This, despite the revised NHS England guidance which requires CCGs to maintain and publish registers of their conflicts of interest and procurement decisions. This was revised and strengthened after finding, in 2015, that CCGs had paid many millions of taxpayers’ money to companies, hospitals and surgeries in which their members had financial or professional stakes.
National Health Clinical Commissioners responded: “This BMJ investigation seems to imply that there is some wrong doing on the part of CCGs by working with external companies and pharmaceutical organisations, which we would strongly challenge.
Not so: the investigation does not relate to working with these industries, it implies that funding of recreational activities for CCG members, most of which have not been declared as required, is the ‘wrong-doing’.
Paul Glasziou, professor in the Centre for Research in Evidence-Based Practice at Bond University, Gold Coast, Australia, says that doctors are often unaware of the effect of drug companies’ activities on their own behaviour:
“Pharmaceutical company dominance of the funding of continuing medical education can result in prescribing that harms.
“Clinicians are often naive about the persuasion tactics used by some companies. So we urgently need better ‘inoculation’ against these tactics, as well as better regulation and funding of balanced continuing education.”

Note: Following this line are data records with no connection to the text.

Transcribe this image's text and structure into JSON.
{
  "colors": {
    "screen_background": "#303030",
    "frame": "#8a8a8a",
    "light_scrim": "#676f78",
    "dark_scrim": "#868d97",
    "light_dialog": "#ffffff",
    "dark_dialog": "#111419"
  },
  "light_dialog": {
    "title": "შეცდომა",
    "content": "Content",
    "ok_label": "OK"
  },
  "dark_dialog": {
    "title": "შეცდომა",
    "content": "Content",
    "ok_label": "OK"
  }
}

Since clinical commissioning groups were launched in England in 2013, there have been concerns about the conflicts of interest among those who commission health services while also providing them. But the Association of the British Pharmaceutical Industry said that drug companies had an important role in supporting healthcare organisations.